Data section ::
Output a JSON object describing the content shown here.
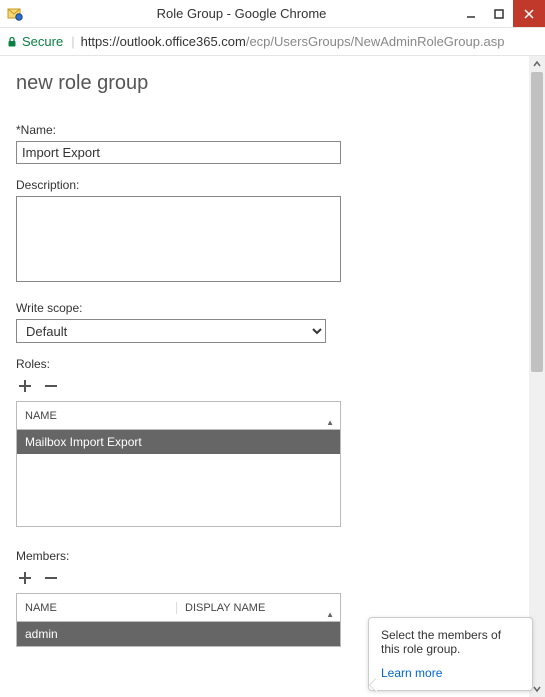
{
  "window": {
    "title": "Role Group - Google Chrome"
  },
  "address": {
    "secure_label": "Secure",
    "host": "https://outlook.office365.com",
    "path": "/ecp/UsersGroups/NewAdminRoleGroup.asp"
  },
  "page": {
    "heading": "new role group",
    "name_label": "*Name:",
    "name_value": "Import Export",
    "description_label": "Description:",
    "description_value": "",
    "scope_label": "Write scope:",
    "scope_value": "Default",
    "roles_label": "Roles:",
    "roles_header_name": "NAME",
    "roles_rows": [
      "Mailbox Import Export"
    ],
    "members_label": "Members:",
    "members_header_name": "NAME",
    "members_header_display": "DISPLAY NAME",
    "members_rows": [
      {
        "name": "admin",
        "display": ""
      }
    ]
  },
  "tooltip": {
    "text": "Select the members of this role group.",
    "link": "Learn more"
  }
}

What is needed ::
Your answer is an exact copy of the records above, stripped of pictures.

Response to the exercise ::
Output a JSON object describing the content shown here.
{
  "window": {
    "title": "Role Group - Google Chrome"
  },
  "address": {
    "secure_label": "Secure",
    "host": "https://outlook.office365.com",
    "path": "/ecp/UsersGroups/NewAdminRoleGroup.asp"
  },
  "page": {
    "heading": "new role group",
    "name_label": "*Name:",
    "name_value": "Import Export",
    "description_label": "Description:",
    "description_value": "",
    "scope_label": "Write scope:",
    "scope_value": "Default",
    "roles_label": "Roles:",
    "roles_header_name": "NAME",
    "roles_rows": [
      "Mailbox Import Export"
    ],
    "members_label": "Members:",
    "members_header_name": "NAME",
    "members_header_display": "DISPLAY NAME",
    "members_rows": [
      {
        "name": "admin",
        "display": ""
      }
    ]
  },
  "tooltip": {
    "text": "Select the members of this role group.",
    "link": "Learn more"
  }
}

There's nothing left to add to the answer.